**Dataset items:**

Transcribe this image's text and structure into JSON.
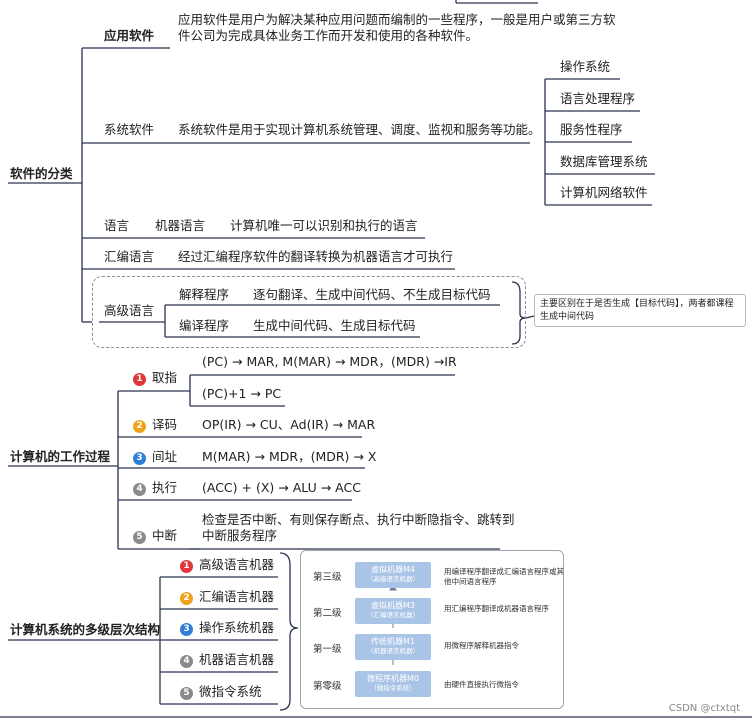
{
  "sec1": {
    "title": "软件的分类",
    "app": {
      "label": "应用软件",
      "desc1": "应用软件是用户为解决某种应用问题而编制的一些程序，一般是用户或第三方软",
      "desc2": "件公司为完成具体业务工作而开发和使用的各种软件。"
    },
    "sys": {
      "label": "系统软件",
      "desc": "系统软件是用于实现计算机系统管理、调度、监视和服务等功能。",
      "items": [
        "操作系统",
        "语言处理程序",
        "服务性程序",
        "数据库管理系统",
        "计算机网络软件"
      ]
    },
    "lang": {
      "label": "语言",
      "sub": "机器语言",
      "desc": "计算机唯一可以识别和执行的语言"
    },
    "asm": {
      "label": "汇编语言",
      "desc": "经过汇编程序软件的翻译转换为机器语言才可执行"
    },
    "high": {
      "label": "高级语言",
      "interp": {
        "label": "解释程序",
        "desc": "逐句翻译、生成中间代码、不生成目标代码"
      },
      "comp": {
        "label": "编译程序",
        "desc": "生成中间代码、生成目标代码"
      },
      "note": "主要区别在于是否生成【目标代码】，两者都课程生成中间代码"
    }
  },
  "sec2": {
    "title": "计算机的工作过程",
    "fetch": {
      "num": "1",
      "label": "取指",
      "step1": "(PC)  → MAR, M(MAR) → MDR，(MDR) →IR",
      "step2": "(PC)+1 → PC"
    },
    "decode": {
      "num": "2",
      "label": "译码",
      "desc": "OP(IR) → CU、Ad(IR) → MAR"
    },
    "access": {
      "num": "3",
      "label": "间址",
      "desc": "M(MAR) → MDR，(MDR) → X"
    },
    "exec": {
      "num": "4",
      "label": "执行",
      "desc": "(ACC) + (X) → ALU → ACC"
    },
    "intr": {
      "num": "5",
      "label": "中断",
      "desc1": "检查是否中断、有则保存断点、执行中断隐指令、跳转到",
      "desc2": "中断服务程序"
    }
  },
  "sec3": {
    "title": "计算机系统的多级层次结构",
    "items": [
      {
        "num": "1",
        "label": "高级语言机器"
      },
      {
        "num": "2",
        "label": "汇编语言机器"
      },
      {
        "num": "3",
        "label": "操作系统机器"
      },
      {
        "num": "4",
        "label": "机器语言机器"
      },
      {
        "num": "5",
        "label": "微指令系统"
      }
    ],
    "figure": {
      "levels": [
        {
          "level": "第三级",
          "machine": "虚拟机器M4",
          "sub": "（高级语言机器）",
          "desc1": "用编译程序翻译成汇编语言程序或其",
          "desc2": "他中间语言程序"
        },
        {
          "level": "第二级",
          "machine": "虚拟机器M3",
          "sub": "（汇编语言机器）",
          "desc1": "用汇编程序翻译成机器语言程序",
          "desc2": ""
        },
        {
          "level": "第一级",
          "machine": "传统机器M1",
          "sub": "（机器语言机器）",
          "desc1": "用微程序解释机器指令",
          "desc2": ""
        },
        {
          "level": "第零级",
          "machine": "微程序机器M0",
          "sub": "（微指令系统）",
          "desc1": "由硬件直接执行微指令",
          "desc2": ""
        }
      ]
    }
  },
  "watermark": "CSDN @ctxtqt"
}
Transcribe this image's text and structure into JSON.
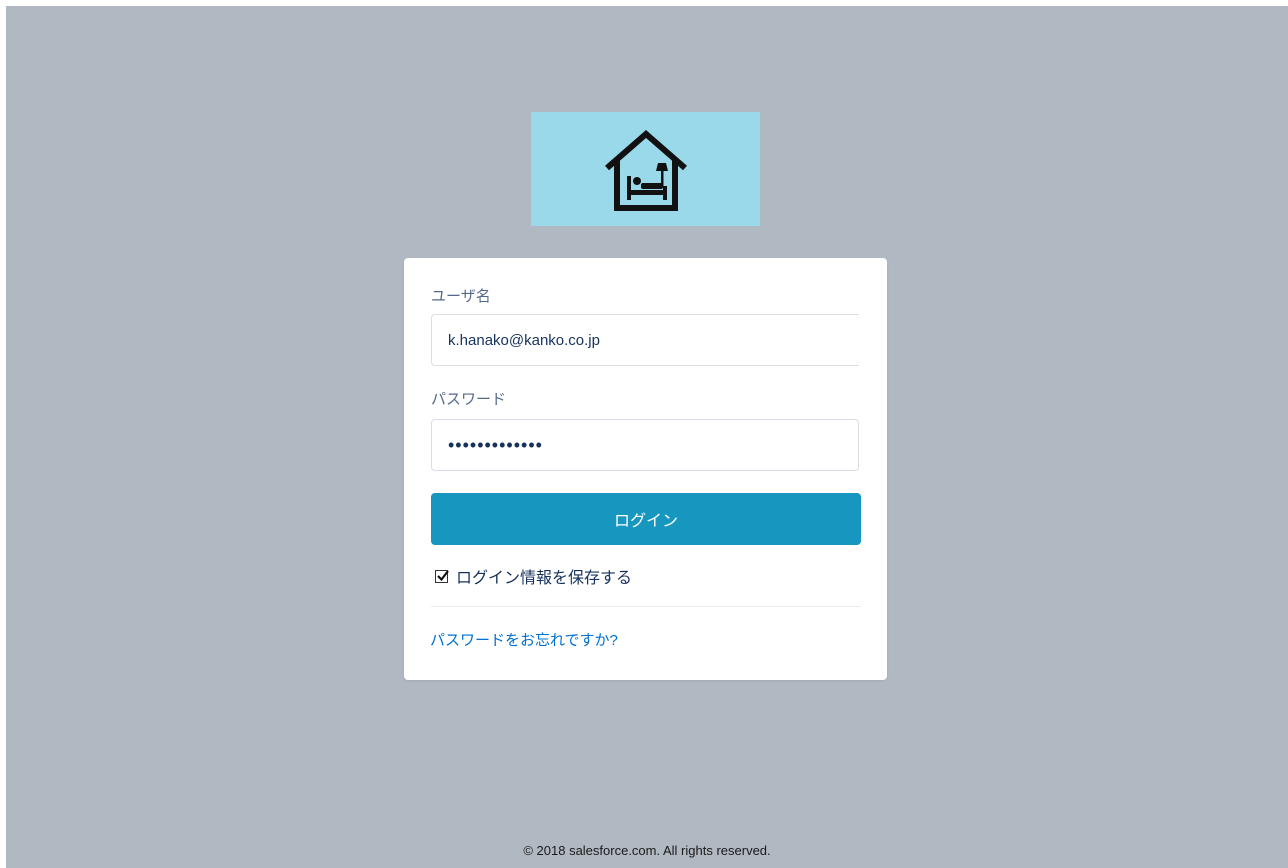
{
  "logo": {
    "icon": "house-bed-icon",
    "background": "#9ad9ea"
  },
  "login_form": {
    "username_label": "ユーザ名",
    "username_value": "k.hanako@kanko.co.jp",
    "password_label": "パスワード",
    "password_value": "•••••••••••••",
    "login_button_label": "ログイン",
    "remember_label": "ログイン情報を保存する",
    "remember_checked": true,
    "forgot_link": "パスワードをお忘れですか?"
  },
  "colors": {
    "page_background": "#b0b8c1",
    "button": "#1797c0",
    "link": "#0070d2",
    "label": "#54698d"
  },
  "footer": {
    "copyright": "© 2018 salesforce.com. All rights reserved."
  }
}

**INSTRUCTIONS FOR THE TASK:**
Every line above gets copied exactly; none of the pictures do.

**OUTPUT BELOW:**
Transcribe this image's text and structure into JSON.
{
  "sec1": {
    "title": "软件的分类",
    "app": {
      "label": "应用软件",
      "desc1": "应用软件是用户为解决某种应用问题而编制的一些程序，一般是用户或第三方软",
      "desc2": "件公司为完成具体业务工作而开发和使用的各种软件。"
    },
    "sys": {
      "label": "系统软件",
      "desc": "系统软件是用于实现计算机系统管理、调度、监视和服务等功能。",
      "items": [
        "操作系统",
        "语言处理程序",
        "服务性程序",
        "数据库管理系统",
        "计算机网络软件"
      ]
    },
    "lang": {
      "label": "语言",
      "sub": "机器语言",
      "desc": "计算机唯一可以识别和执行的语言"
    },
    "asm": {
      "label": "汇编语言",
      "desc": "经过汇编程序软件的翻译转换为机器语言才可执行"
    },
    "high": {
      "label": "高级语言",
      "interp": {
        "label": "解释程序",
        "desc": "逐句翻译、生成中间代码、不生成目标代码"
      },
      "comp": {
        "label": "编译程序",
        "desc": "生成中间代码、生成目标代码"
      },
      "note": "主要区别在于是否生成【目标代码】，两者都课程生成中间代码"
    }
  },
  "sec2": {
    "title": "计算机的工作过程",
    "fetch": {
      "num": "1",
      "label": "取指",
      "step1": "(PC)  → MAR, M(MAR) → MDR，(MDR) →IR",
      "step2": "(PC)+1 → PC"
    },
    "decode": {
      "num": "2",
      "label": "译码",
      "desc": "OP(IR) → CU、Ad(IR) → MAR"
    },
    "access": {
      "num": "3",
      "label": "间址",
      "desc": "M(MAR) → MDR，(MDR) → X"
    },
    "exec": {
      "num": "4",
      "label": "执行",
      "desc": "(ACC) + (X) → ALU → ACC"
    },
    "intr": {
      "num": "5",
      "label": "中断",
      "desc1": "检查是否中断、有则保存断点、执行中断隐指令、跳转到",
      "desc2": "中断服务程序"
    }
  },
  "sec3": {
    "title": "计算机系统的多级层次结构",
    "items": [
      {
        "num": "1",
        "label": "高级语言机器"
      },
      {
        "num": "2",
        "label": "汇编语言机器"
      },
      {
        "num": "3",
        "label": "操作系统机器"
      },
      {
        "num": "4",
        "label": "机器语言机器"
      },
      {
        "num": "5",
        "label": "微指令系统"
      }
    ],
    "figure": {
      "levels": [
        {
          "level": "第三级",
          "machine": "虚拟机器M4",
          "sub": "（高级语言机器）",
          "desc1": "用编译程序翻译成汇编语言程序或其",
          "desc2": "他中间语言程序"
        },
        {
          "level": "第二级",
          "machine": "虚拟机器M3",
          "sub": "（汇编语言机器）",
          "desc1": "用汇编程序翻译成机器语言程序",
          "desc2": ""
        },
        {
          "level": "第一级",
          "machine": "传统机器M1",
          "sub": "（机器语言机器）",
          "desc1": "用微程序解释机器指令",
          "desc2": ""
        },
        {
          "level": "第零级",
          "machine": "微程序机器M0",
          "sub": "（微指令系统）",
          "desc1": "由硬件直接执行微指令",
          "desc2": ""
        }
      ]
    }
  },
  "watermark": "CSDN @ctxtqt"
}
Transcribe this image's text and structure into JSON.
{
  "logo": {
    "icon": "house-bed-icon",
    "background": "#9ad9ea"
  },
  "login_form": {
    "username_label": "ユーザ名",
    "username_value": "k.hanako@kanko.co.jp",
    "password_label": "パスワード",
    "password_value": "•••••••••••••",
    "login_button_label": "ログイン",
    "remember_label": "ログイン情報を保存する",
    "remember_checked": true,
    "forgot_link": "パスワードをお忘れですか?"
  },
  "colors": {
    "page_background": "#b0b8c1",
    "button": "#1797c0",
    "link": "#0070d2",
    "label": "#54698d"
  },
  "footer": {
    "copyright": "© 2018 salesforce.com. All rights reserved."
  }
}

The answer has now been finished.